After Bombay, it was to Calcutta that teacher and pupil headed, for so much was happening there then: theatre, art, music. Names like Abanindranath and Rabindranath Tagore hung about in the air; a large and talented group of artists was doing things differently; jatras and Parsi theatre were drawing crowds; European paintings could be seen in the flesh: there was much to learn and, with luck, something to earn at the place. Thakur Singh attached himself to the Maiden Theatrical Company of Rustamji, painting large ‘sceneries’ for the stage, but he was also constantly painting on canvas and paper on his own. For sixteen years, he stayed on in Calcutta, establishing quite a reputation for himself. Clearly, there was a market for his kind of academic work: figure studies and landscapes and romantic themes. Commissions started pouring in from rulers and politicians and the well-to-do, everyone looking for ‘life-like’ work that fitted into their ideas about what art should be like.
There is mention of his having painted close to 10,000 works in those years. Some works were entered in exhibitions in India; others went abroad. Recognition came from state and society; his works were published and written about; there were letters of appreciation from the notables of the time. When Thakur Singh decided to return to Punjab and establish himself at Amritsar, complete with an Academy and an Exhibition Hall all his own, his had emerged as one of the most prominent names among the artists of the region. For the next 40 years, till his death in 1976, this is the way it stayed.

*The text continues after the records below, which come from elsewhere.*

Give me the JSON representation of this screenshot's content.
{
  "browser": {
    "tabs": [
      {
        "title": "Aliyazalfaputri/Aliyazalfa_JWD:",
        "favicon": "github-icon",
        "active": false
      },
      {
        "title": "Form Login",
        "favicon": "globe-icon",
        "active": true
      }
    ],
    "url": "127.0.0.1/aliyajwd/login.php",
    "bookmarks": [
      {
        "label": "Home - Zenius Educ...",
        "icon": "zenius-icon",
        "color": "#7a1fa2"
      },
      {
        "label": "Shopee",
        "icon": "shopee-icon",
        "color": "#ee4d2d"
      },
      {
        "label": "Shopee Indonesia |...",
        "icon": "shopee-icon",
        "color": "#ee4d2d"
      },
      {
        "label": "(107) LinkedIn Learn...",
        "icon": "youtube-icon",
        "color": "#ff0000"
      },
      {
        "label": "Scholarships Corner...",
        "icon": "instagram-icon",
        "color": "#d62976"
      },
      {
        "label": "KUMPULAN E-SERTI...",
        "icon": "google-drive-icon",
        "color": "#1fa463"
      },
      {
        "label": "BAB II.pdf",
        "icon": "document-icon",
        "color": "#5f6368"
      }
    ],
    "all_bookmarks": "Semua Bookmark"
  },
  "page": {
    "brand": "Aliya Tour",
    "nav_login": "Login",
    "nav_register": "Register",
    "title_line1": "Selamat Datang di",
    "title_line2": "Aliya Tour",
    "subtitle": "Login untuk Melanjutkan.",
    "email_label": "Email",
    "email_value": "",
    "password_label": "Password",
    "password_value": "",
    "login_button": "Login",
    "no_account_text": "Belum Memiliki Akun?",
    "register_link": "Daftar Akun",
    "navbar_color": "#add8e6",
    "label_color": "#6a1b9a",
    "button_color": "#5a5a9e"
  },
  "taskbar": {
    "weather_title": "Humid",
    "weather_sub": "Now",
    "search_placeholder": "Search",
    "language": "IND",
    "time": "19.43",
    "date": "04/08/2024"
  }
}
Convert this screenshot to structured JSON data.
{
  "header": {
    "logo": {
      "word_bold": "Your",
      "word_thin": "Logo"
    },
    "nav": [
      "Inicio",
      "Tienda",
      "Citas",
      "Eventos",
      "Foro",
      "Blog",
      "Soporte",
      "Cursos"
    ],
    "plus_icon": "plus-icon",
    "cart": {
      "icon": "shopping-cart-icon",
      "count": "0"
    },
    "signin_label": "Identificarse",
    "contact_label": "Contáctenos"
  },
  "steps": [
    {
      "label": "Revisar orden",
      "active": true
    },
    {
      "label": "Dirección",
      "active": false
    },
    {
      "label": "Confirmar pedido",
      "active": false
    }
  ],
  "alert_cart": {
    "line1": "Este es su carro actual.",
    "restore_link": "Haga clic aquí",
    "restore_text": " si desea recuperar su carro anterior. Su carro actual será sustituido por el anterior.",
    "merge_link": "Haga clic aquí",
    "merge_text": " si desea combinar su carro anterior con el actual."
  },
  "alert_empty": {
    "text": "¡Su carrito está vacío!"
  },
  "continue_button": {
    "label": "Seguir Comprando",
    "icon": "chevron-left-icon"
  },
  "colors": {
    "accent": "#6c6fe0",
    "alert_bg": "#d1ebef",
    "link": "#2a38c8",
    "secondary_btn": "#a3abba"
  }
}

Thakur Singh’s life is well documented in the form of photographs that his family has preserved. There are pictures of him with his mentor, Muhammad Alam, and a group of other young hopefuls; one sees Muhammad Alam’s own photograph, wearing an elegant suit; records of exhibition openings; and the like. But my favourite is an old sepia-coloured photograph of Thakur Singh, in his mid-thirties perhaps, posing, seated on a European style sofa, dressed in a three-piece suit with an ivory-handled walking stick positioned close to his legs and the wall behind him covered with paintings — his own work, apparently — some in gilt frames, others half-finished: an actress dressed up as a character from a Parsi play, some smaller portraits, a young woman holding on to a branch, a view possibly of the Golden Temple, and what looks from a distance as a framed testimonial. The young village lad from Verka, who used to wander off into the fields to draw, had come a long way, all on the strength of his hard work and his single-minded pursuit.